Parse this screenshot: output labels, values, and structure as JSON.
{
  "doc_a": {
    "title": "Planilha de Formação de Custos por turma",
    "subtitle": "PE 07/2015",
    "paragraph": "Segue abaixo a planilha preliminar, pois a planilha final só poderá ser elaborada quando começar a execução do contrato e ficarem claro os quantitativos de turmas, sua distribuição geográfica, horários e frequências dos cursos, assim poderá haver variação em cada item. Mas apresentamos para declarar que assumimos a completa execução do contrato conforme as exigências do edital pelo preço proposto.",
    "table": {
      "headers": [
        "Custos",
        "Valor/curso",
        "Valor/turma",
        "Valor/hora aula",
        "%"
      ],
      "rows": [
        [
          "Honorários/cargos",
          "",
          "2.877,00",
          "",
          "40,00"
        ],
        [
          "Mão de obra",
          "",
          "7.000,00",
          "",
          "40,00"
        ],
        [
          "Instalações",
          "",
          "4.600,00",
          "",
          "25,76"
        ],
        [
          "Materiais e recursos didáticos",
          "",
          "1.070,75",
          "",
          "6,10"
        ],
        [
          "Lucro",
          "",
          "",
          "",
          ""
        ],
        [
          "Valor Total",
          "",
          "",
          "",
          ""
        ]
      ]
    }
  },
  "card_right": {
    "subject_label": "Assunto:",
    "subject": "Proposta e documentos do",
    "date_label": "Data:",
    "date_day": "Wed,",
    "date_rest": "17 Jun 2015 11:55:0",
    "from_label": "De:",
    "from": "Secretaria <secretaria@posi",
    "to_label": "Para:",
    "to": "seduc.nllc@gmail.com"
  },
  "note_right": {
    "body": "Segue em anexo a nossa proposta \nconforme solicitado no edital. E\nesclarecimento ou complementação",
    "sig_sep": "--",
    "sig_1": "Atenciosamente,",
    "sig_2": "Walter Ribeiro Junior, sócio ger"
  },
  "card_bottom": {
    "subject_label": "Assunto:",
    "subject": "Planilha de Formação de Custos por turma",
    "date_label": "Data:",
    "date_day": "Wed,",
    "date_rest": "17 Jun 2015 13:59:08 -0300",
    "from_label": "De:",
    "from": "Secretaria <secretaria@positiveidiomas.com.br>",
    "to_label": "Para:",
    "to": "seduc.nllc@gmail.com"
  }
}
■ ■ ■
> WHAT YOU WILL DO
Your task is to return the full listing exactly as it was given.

> ANSWER FOR THIS EXERCISE
Parse this screenshot: output labels, values, and structure as JSON.
{
  "doc_a": {
    "title": "Planilha de Formação de Custos por turma",
    "subtitle": "PE 07/2015",
    "paragraph": "Segue abaixo a planilha preliminar, pois a planilha final só poderá ser elaborada quando começar a execução do contrato e ficarem claro os quantitativos de turmas, sua distribuição geográfica, horários e frequências dos cursos, assim poderá haver variação em cada item. Mas apresentamos para declarar que assumimos a completa execução do contrato conforme as exigências do edital pelo preço proposto.",
    "table": {
      "headers": [
        "Custos",
        "Valor/curso",
        "Valor/turma",
        "Valor/hora aula",
        "%"
      ],
      "rows": [
        [
          "Honorários/cargos",
          "",
          "2.877,00",
          "",
          "40,00"
        ],
        [
          "Mão de obra",
          "",
          "7.000,00",
          "",
          "40,00"
        ],
        [
          "Instalações",
          "",
          "4.600,00",
          "",
          "25,76"
        ],
        [
          "Materiais e recursos didáticos",
          "",
          "1.070,75",
          "",
          "6,10"
        ],
        [
          "Lucro",
          "",
          "",
          "",
          ""
        ],
        [
          "Valor Total",
          "",
          "",
          "",
          ""
        ]
      ]
    }
  },
  "card_right": {
    "subject_label": "Assunto:",
    "subject": "Proposta e documentos do",
    "date_label": "Data:",
    "date_day": "Wed,",
    "date_rest": "17 Jun 2015 11:55:0",
    "from_label": "De:",
    "from": "Secretaria <secretaria@posi",
    "to_label": "Para:",
    "to": "seduc.nllc@gmail.com"
  },
  "note_right": {
    "body": "Segue em anexo a nossa proposta \nconforme solicitado no edital. E\nesclarecimento ou complementação",
    "sig_sep": "--",
    "sig_1": "Atenciosamente,",
    "sig_2": "Walter Ribeiro Junior, sócio ger"
  },
  "card_bottom": {
    "subject_label": "Assunto:",
    "subject": "Planilha de Formação de Custos por turma",
    "date_label": "Data:",
    "date_day": "Wed,",
    "date_rest": "17 Jun 2015 13:59:08 -0300",
    "from_label": "De:",
    "from": "Secretaria <secretaria@positiveidiomas.com.br>",
    "to_label": "Para:",
    "to": "seduc.nllc@gmail.com"
  }
}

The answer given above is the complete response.